== Requirement ==
Please return all lines from the records below that include the string "heading".

▼

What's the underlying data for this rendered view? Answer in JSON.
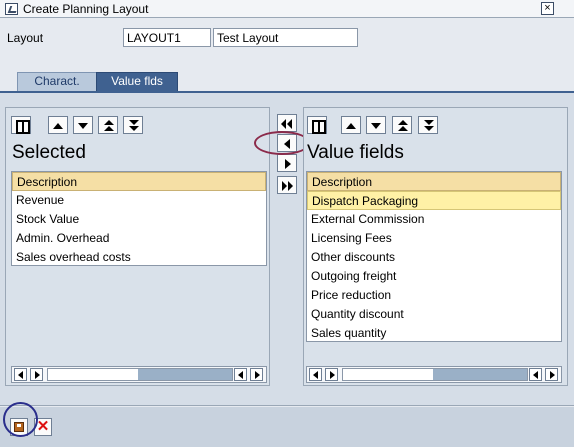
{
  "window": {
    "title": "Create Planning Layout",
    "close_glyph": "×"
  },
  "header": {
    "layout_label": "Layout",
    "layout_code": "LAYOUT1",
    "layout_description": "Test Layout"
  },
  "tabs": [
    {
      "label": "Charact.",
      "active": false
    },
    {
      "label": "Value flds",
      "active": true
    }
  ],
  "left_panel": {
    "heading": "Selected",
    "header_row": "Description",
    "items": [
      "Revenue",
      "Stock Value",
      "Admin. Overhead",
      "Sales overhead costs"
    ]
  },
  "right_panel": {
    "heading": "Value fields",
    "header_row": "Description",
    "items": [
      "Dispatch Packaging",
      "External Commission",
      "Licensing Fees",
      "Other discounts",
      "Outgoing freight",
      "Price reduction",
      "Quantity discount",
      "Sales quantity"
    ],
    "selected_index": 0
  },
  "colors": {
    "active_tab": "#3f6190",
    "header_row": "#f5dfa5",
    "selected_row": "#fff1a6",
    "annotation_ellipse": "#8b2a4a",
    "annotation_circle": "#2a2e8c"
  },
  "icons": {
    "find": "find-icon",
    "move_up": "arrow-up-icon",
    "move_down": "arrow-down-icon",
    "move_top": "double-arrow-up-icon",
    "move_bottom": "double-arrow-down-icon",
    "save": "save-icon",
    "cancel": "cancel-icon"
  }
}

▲
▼

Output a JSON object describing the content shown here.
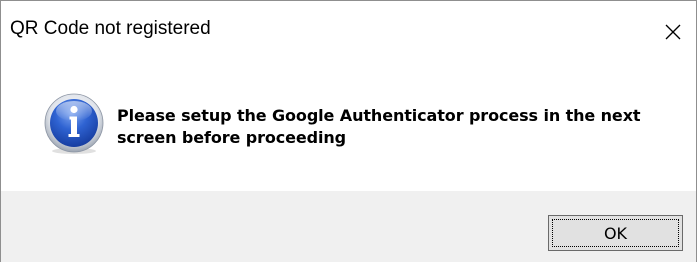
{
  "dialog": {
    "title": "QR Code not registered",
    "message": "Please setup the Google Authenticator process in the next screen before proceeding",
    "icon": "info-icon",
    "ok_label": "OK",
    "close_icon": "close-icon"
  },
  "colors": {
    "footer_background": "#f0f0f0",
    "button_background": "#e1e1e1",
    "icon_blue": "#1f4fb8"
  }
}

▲

== Your response ==
    "heading": "Selected",
    "heading": "Value fields",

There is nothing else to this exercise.